*Task directions*
Identify all lines in the listing that include the word "Grupo", and copy them out.

Task material: Begin

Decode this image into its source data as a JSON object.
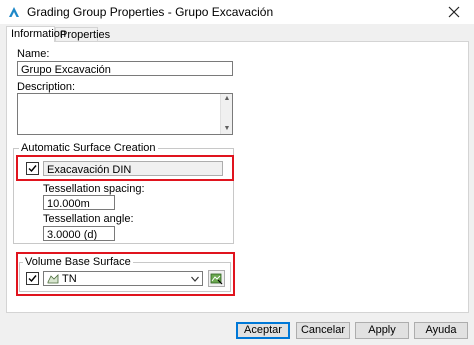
{
  "window": {
    "title": "Grading Group Properties - Grupo Excavación"
  },
  "tabs": [
    {
      "label": "Information"
    },
    {
      "label": "Properties"
    }
  ],
  "form": {
    "name_label": "Name:",
    "name_value": "Grupo Excavación",
    "description_label": "Description:",
    "description_value": ""
  },
  "auto_surface": {
    "group_title": "Automatic Surface Creation",
    "checked": true,
    "surface_name": "Exacavación DIN",
    "tessellation_spacing_label": "Tessellation spacing:",
    "tessellation_spacing_value": "10.000m",
    "tessellation_angle_label": "Tessellation angle:",
    "tessellation_angle_value": "3.0000 (d)"
  },
  "volume_base": {
    "group_title": "Volume Base Surface",
    "checked": true,
    "selected_surface": "TN"
  },
  "buttons": {
    "ok": "Aceptar",
    "cancel": "Cancelar",
    "apply": "Apply",
    "help": "Ayuda"
  },
  "colors": {
    "highlight_red": "#e0141e",
    "default_button_border": "#0078d7",
    "app_icon_blue": "#1e88c8"
  },
  "icons": {
    "app": "autodesk-a-icon",
    "close": "close-icon",
    "surface": "surface-icon",
    "pick": "pick-from-drawing-icon"
  }
}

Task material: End

*Answer box*
    "title": "Grading Group Properties - Grupo Excavación"
    "name_value": "Grupo Excavación",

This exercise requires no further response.